Learning to correctly work the deeper abdominal muscles with the PFM will assist in:
· Gradually regaining strength in the trunk,
· Reducing a diastasis
· Supporting your spine and pelvic regions.
Use of the real time ultrasound machine can be a useful way of assessing how the well the PFM and lower abdominal muscles are working together in a variety of different positions. This can be particularly helpful further down the track when assessing whether your PFM are strong enough for you to commence any upper abdominal sit-up type exercises.
There is great variability in how women recover their strength and control of this area. Women who have spinal pain or pelvic girdle pain may need to see a Physiotherapist for specific treatment, whereas those women who may be experiencing a more internal pelvic pain, for example during intercourse, are recommended to consult a Physiotherapist with Post-Graduate qualifications in Continence and Women’s Health.
A Post-natal check up with a Physiotherapist with Post-Graduate qualification in Continence and Women’s Health is recommended to make sure that you are on track with your PFM and abdominal rehabilitation. Physiotherapy supervised Pilates is a good way of regaining your strength safely, while focusing on your specific problem areas and ultimately aiming for a total body workout.

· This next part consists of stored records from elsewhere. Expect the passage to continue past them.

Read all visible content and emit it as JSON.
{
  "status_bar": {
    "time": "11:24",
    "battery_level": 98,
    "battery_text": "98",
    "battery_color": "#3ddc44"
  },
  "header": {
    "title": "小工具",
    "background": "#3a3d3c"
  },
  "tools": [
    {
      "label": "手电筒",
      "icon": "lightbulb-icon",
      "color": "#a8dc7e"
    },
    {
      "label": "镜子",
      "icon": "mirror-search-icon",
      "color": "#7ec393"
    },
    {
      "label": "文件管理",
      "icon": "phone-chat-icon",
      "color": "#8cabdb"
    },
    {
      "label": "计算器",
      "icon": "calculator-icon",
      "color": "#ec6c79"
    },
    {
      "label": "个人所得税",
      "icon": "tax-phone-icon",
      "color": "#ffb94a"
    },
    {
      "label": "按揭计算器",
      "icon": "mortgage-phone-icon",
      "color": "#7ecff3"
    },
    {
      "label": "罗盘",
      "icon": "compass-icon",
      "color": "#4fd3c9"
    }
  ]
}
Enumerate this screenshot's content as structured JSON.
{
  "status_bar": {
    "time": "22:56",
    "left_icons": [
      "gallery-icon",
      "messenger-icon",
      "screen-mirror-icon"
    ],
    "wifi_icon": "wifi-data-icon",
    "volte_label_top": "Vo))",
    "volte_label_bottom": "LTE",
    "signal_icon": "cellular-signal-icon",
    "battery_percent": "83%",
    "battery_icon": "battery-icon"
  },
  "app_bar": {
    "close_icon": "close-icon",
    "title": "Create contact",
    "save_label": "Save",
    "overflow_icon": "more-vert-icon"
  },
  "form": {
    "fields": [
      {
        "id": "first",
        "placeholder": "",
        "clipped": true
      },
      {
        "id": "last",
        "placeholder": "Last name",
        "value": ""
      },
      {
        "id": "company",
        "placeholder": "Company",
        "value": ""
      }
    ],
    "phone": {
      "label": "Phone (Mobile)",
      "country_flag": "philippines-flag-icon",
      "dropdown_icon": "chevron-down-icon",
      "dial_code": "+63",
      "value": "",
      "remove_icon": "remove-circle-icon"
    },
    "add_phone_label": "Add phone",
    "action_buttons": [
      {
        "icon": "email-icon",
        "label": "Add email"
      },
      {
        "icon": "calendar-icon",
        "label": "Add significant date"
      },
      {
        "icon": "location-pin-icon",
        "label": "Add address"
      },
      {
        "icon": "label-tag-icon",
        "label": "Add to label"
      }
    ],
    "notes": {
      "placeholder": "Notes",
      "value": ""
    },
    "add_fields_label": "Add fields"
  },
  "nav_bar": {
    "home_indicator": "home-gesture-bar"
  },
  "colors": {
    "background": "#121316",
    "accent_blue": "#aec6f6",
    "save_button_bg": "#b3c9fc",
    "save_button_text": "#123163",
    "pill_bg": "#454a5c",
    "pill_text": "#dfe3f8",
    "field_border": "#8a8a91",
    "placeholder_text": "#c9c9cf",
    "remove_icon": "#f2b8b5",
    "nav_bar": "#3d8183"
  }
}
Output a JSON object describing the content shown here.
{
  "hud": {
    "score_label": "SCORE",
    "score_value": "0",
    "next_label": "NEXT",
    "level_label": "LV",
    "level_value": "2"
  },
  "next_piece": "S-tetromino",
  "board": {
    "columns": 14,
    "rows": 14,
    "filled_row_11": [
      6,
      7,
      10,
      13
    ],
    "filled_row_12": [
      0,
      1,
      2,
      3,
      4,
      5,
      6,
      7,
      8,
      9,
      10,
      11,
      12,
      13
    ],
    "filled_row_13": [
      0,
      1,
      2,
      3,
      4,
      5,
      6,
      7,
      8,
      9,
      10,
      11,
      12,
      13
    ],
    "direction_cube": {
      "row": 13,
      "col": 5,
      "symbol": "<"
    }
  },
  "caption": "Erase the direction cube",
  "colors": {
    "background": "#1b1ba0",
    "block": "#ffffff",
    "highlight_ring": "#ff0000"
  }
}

FOR FURTHER INFORMATION contact your local Women's Health and Continence Physiotherapist